Countering extremism and aggression, guarding U.S. land, sea and air borders, and defending democracy and economic freedom are all in the United States’ national security interests.
Stopping epidemics such as Ebola wherever they break out is also a pillar of America’s National Security Strategy. “We cannot have prosperity if we’re not healthy,” President Trump told African leaders last fall.
But people all over the planet benefit too, when the United States and other countries work to contain disease outbreaks. Tim Ziemer, senior director for global health security and biothreats at the National Security Council, says the White House “has strongly championed the global health agenda.”
More than 60 nations have formed a partnership called the Global Health Security Agenda to mobilize against health threats. The partnership began in 2014, the same year the deadly Ebola epidemic broke out in West Africa. That epidemic “shook the world,” says epidemiologist Anne Schuchat of the U.S. Centers for Disease Control and Prevention (CDC).

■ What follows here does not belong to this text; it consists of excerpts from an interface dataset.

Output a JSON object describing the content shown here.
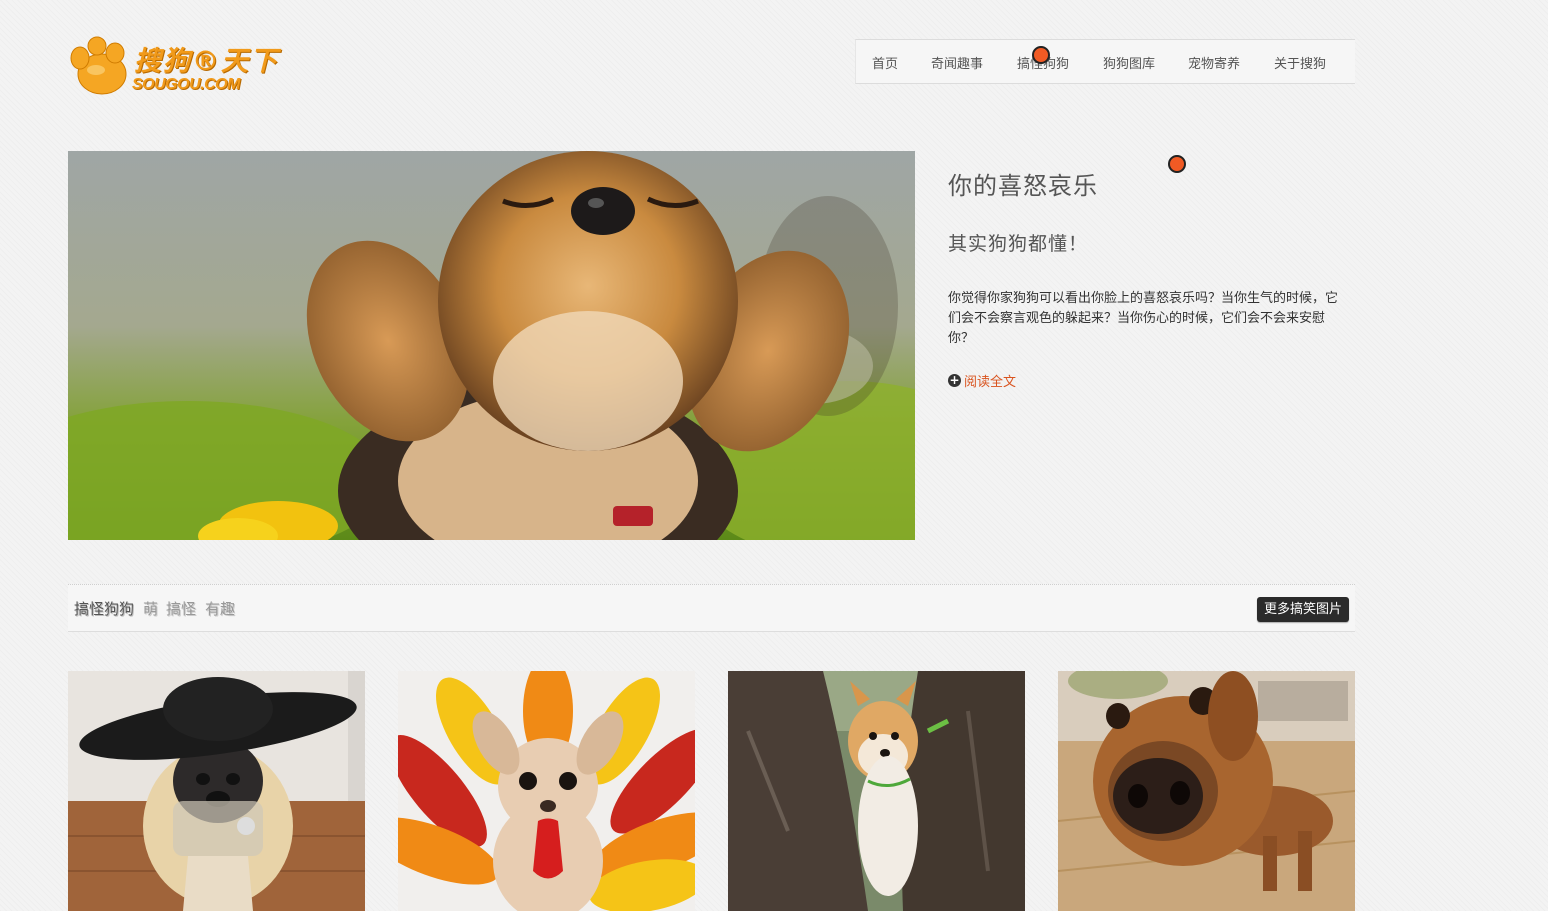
{
  "logo": {
    "cn_text": "搜狗®天下",
    "en_text": "SOUGOU.COM"
  },
  "nav": {
    "items": [
      {
        "label": "首页"
      },
      {
        "label": "奇闻趣事"
      },
      {
        "label": "搞怪狗狗"
      },
      {
        "label": "狗狗图库"
      },
      {
        "label": "宠物寄养"
      },
      {
        "label": "关于搜狗"
      }
    ]
  },
  "hero": {
    "title": "你的喜怒哀乐",
    "subtitle": "其实狗狗都懂！",
    "description": "你觉得你家狗狗可以看出你脸上的喜怒哀乐吗？当你生气的时候，它们会不会察言观色的躲起来？当你伤心的时候，它们会不会来安慰你？",
    "read_more": "阅读全文"
  },
  "section": {
    "title": "搞怪狗狗",
    "tags": [
      "萌",
      "搞怪",
      "有趣"
    ],
    "more_button": "更多搞笑图片"
  },
  "colors": {
    "accent": "#d9531e",
    "logo": "#f19a1a",
    "marker": "#f05a24"
  }
}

A progress report on the U.S. role in the global partnership cites these results:
- In Guinea, Liberia and Sierra Leone, 38,000 health care workers and community health agents learned infection prevention and control techniques.
- Kenya has a new surveillance system for diseases spread by animals, including rabies, Rift Valley fever and anthrax.
- Pakistan doubled measles vaccinations in one province, and Ethiopia got help to contain a measles outbreak in the Somali region.
- Labs in Bangladesh can now detect anthrax, hemorrhagic fever, leptospirosis and other pathogens.
- Improved community surveillance helped Vietnam detect 100 local outbreaks; a pilot system now operates nationwide.
In an interconnected world, “a pathogen that begins in a remote town can reach major cities on all six continents in 36 hours,” says Schuchat, who filled in as CDC head before AIDS researcher Robert Redfield became the director in April.
Helping countries prepare
Ziemer, a retired Navy rear admiral who previously spearheaded U.S. efforts to drive down malarial infections worldwide, says the Global Health Security Agenda “has served as an accelerator for preparedness.”
Ebola, which claimed 11,000 lives, “helped the world realize how vulnerable we were — and we still are,” Ziemer says.
The Global Health Security Agenda countries work with the World Health Organization and other public and private sector health groups. The U.S. has contributed $1 billion. Aid funneled through the CDC — known for its medical mystery solving — and the U.S. Agency for International Development helped 17 countries in Africa and Asia learn how to detect and contain lethal viruses and acquire the sophisticated equipment needed to do so.
Schuchat described what happened when Liberia — which got an infusion of global health security aid — reported 14 cases and eight deaths from an unexplained illness. “The country quickly mobilized 14 U.S.-trained Liberian disease detectives, activated the new national Public Health Emergency Operations Center and deployed a rapid response team,” she said.
Lab tests identified the culprit as meningococcal disease, a lethal but treatable bacterial illness. The fast action limited the outbreak to 31 cases and 13 deaths.